After receiving her bachelor’s degree in 1980, Caroline served at the Metropolitan Museum of Art, where she met her future partner, Edwin Schlossberg, an interactive media artist. Caroline Kennedy married Schlossberg, 41, in an extravagant Cape Cod, Massachusetts ceremony on July 19, 1986. They had three children: Rose, Tatiana, and Jack. She also took over as president of the John F. Kennedy Library Foundation, a non-profit corporation devoted to supporting the John F. Kennedy Presidential Library and Museum with financial, personnel, and artistic services.
After a long battle with lymphatic cancer, Jackie Kennedy died in 1994. Caroline took on Jackie’s position as honorary chairperson at the American Ballet Theatre as a tribute to her mother’s work in the arts. Caroline was dealt another blow on July 16, 1999, when her only son, John F. Kennedy Jr., was killed in a plane crash near Martha’s Vineyard, Massachusetts, along with his wife and sister-in-law. Though Caroline’s reaction to the disaster was kept private, the only surviving Kennedy heir immediately assumed the family mantle. She eventually decided to appear at the 2000 Democratic National Convention 2000.
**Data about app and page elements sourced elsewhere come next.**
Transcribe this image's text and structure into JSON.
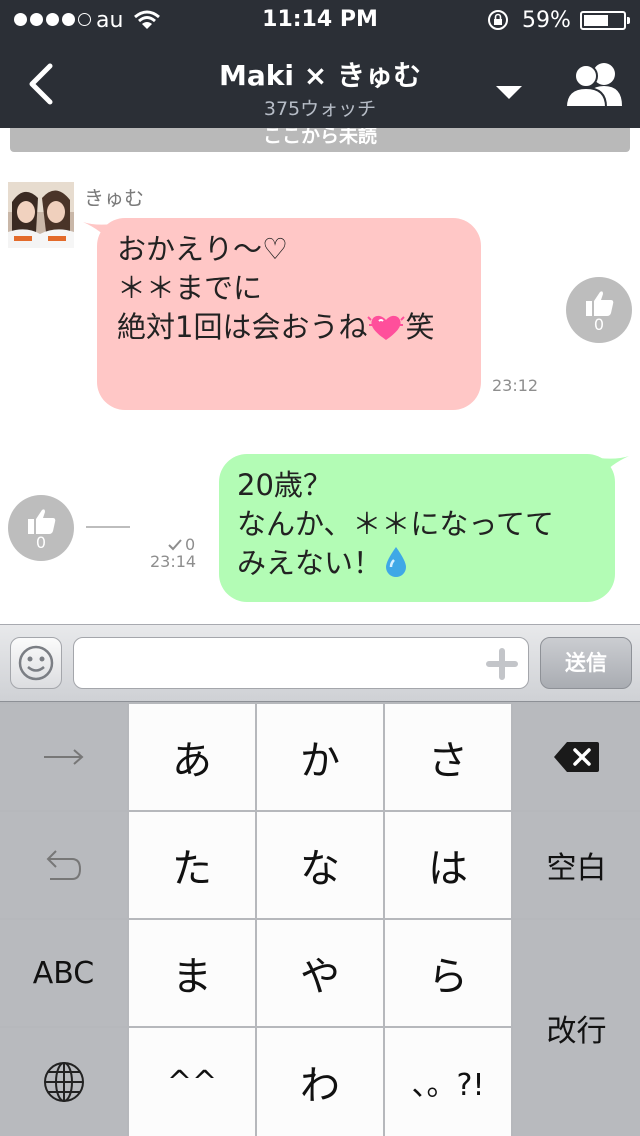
{
  "status_bar": {
    "carrier": "au",
    "time": "11:14 PM",
    "battery_percent": "59%",
    "battery_level": 0.59,
    "signal_bars": 4,
    "signal_total": 5
  },
  "nav": {
    "title": "Maki × きゅむ",
    "subtitle": "375ウォッチ"
  },
  "chat": {
    "unread_divider": "ここから未読",
    "incoming": {
      "sender": "きゅむ",
      "lines": [
        "おかえり〜♡",
        "",
        "＊＊までに",
        "絶対1回は会おうね"
      ],
      "suffix": "笑",
      "time": "23:12",
      "likes": "0"
    },
    "outgoing": {
      "lines": [
        "20歳？",
        "なんか、＊＊になってて",
        "みえない！"
      ],
      "time": "23:14",
      "read_count": "0",
      "likes": "0"
    }
  },
  "input": {
    "placeholder": "",
    "send_label": "送信"
  },
  "keyboard": {
    "row1": [
      "→",
      "あ",
      "か",
      "さ",
      "delete"
    ],
    "row2": [
      "undo",
      "た",
      "な",
      "は",
      "空白"
    ],
    "row3": [
      "ABC",
      "ま",
      "や",
      "ら",
      "改行"
    ],
    "row4": [
      "globe",
      "^^",
      "わ",
      "、。?!"
    ],
    "keys": {
      "next": "→",
      "a": "あ",
      "ka": "か",
      "sa": "さ",
      "ta": "た",
      "na": "な",
      "ha": "は",
      "space": "空白",
      "abc": "ABC",
      "ma": "ま",
      "ya": "や",
      "ra": "ら",
      "enter": "改行",
      "kaomoji": "^^",
      "wa": "わ",
      "punct": "、。?!"
    }
  },
  "colors": {
    "bar_bg": "#2b2f36",
    "incoming_bubble": "#ffc7c6",
    "outgoing_bubble": "#b3fcb5",
    "like_button": "#bdbdbd"
  }
}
Caroline Kennedy, a relatively private woman, made waves in 2008 when she was speculated to be a potential candidate for Hillary Clinton’s Senate seat. Caroline was nominated as the United States ambassador to Japan by President Barack Obama on July 24, 2013, putting an end to much media debate about her chances of winning the role. In October, the United States Senate gave her final approval. Caroline took over for John Roos, who had been the United States envoy to Japan since August 2009. Walter Mondale, Howard Baker, and Tom Foley are among others who have previously held the role.
John F. Kennedy, Jr.
The president’s second child, John Fitzgerald Kennedy Jr., was born on November 25, 1960, in Washington, D.C.
Little “John-John” was the first child ever born to a president-elect and captured America’s hearts after the assassination of his father, in the much-photographed moment when, as a young boy, he bravely saluted his father’s casket. Despite his mother’s tough defense, Kennedy spent his entire childhood in the media spotlight as one of the American journalists’ favorite subjects, thanks to looks inherited from his attractive parents.
John Kennedy served as an assistant district attorney in New York City after initially considering a career in acting and graduating from Brown University and New York University Law School. He then left the law profession to pursue a career in journalism, and in 1995, he founded the popular, trendy political publication, George. Even though he may have had a promising career in politics, he chose to forge his path in life.
He married Carolyn Bessette, his longtime girlfriend, in September 1996.
Kennedy, his wife, and Lauren Bessette were traveling to Martha’s Vineyard on a single-engine private plane piloted by Kennedy, on their way to a cousin’s wedding in Hyannisport, Massachusetts, on July 16, 1999. When their aircraft did not land on time, large search teams were sent to find it. The search continued for the next few days, but to no avail at first. The three passengers were later assumed to be killed.
The bodies were discovered on July 21. All three were to be buried at sea, according to the Kennedy and Bessette families. President Bill Clinton and his wife attended the private mass.
Patrick Bouvier Kennedy
In August of 1963, Jackie gave birth to the couple’s fourth and final child. Jackie went into labor too soon, and her baby boy Patrick was diagnosed with hyaline membrane disorder, also known as Respiratory Distress Syndrome. Patrick succumbed to his condition 39 hours later.
Many scholars and authors agree that Patrick’s death took Jackie and JFK closer together in the months leading up to his death. After Patrick’s passing, the formerly cold pair emerged from the hospital holding hands, a strong indication of increased love between the two.